Your objective
Tally every line of the entries that contains the string "Negeri", then reply with only that number.

= Beginning of Section =

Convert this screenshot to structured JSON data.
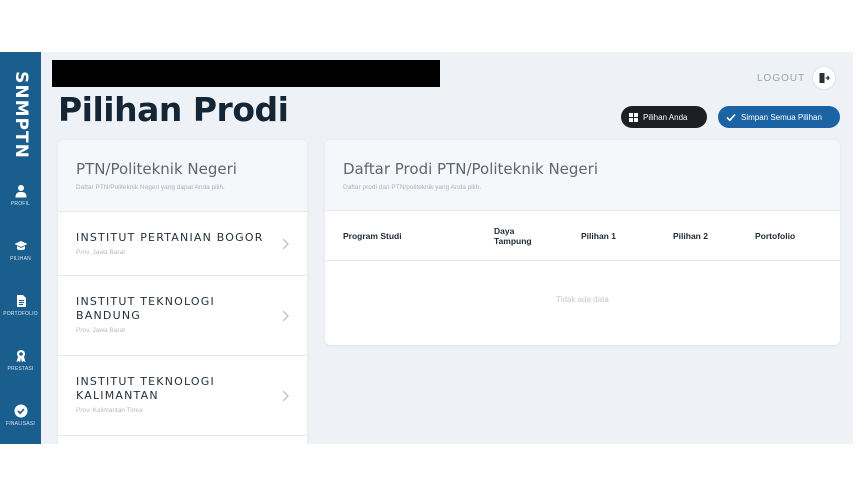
{
  "brand": "SNMPTN",
  "sidebar": {
    "items": [
      {
        "label": "PROFIL",
        "icon": "user-icon"
      },
      {
        "label": "PILIHAN",
        "icon": "graduation-cap-icon"
      },
      {
        "label": "PORTOFOLIO",
        "icon": "document-icon"
      },
      {
        "label": "PRESTASI",
        "icon": "award-icon"
      },
      {
        "label": "FINALISASI",
        "icon": "check-circle-icon"
      }
    ]
  },
  "header": {
    "title": "Pilihan Prodi",
    "logout_label": "LOGOUT",
    "pilihan_anda_label": "Pilihan Anda",
    "simpan_label": "Simpan Semua Pilihan"
  },
  "ptn_panel": {
    "title": "PTN/Politeknik Negeri",
    "subtitle": "Daftar PTN/Politeknik Negeri yang dapat Anda pilih.",
    "items": [
      {
        "name": "INSTITUT PERTANIAN BOGOR",
        "province": "Prov. Jawa Barat"
      },
      {
        "name": "INSTITUT TEKNOLOGI BANDUNG",
        "province": "Prov. Jawa Barat"
      },
      {
        "name": "INSTITUT TEKNOLOGI KALIMANTAN",
        "province": "Prov. Kalimantan Timur"
      }
    ]
  },
  "prodi_panel": {
    "title": "Daftar Prodi PTN/Politeknik Negeri",
    "subtitle": "Daftar prodi dari PTN/politeknik yang Anda pilih.",
    "columns": [
      "Program Studi",
      "Daya Tampung",
      "Pilihan 1",
      "Pilihan 2",
      "Portofolio"
    ],
    "empty_text": "Tidak ada data"
  },
  "colors": {
    "sidebar": "#1a5e8d",
    "primary_button": "#1b63a3",
    "dark_button": "#1e1f24",
    "background": "#eef1f5"
  }
}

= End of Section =

Completed task
3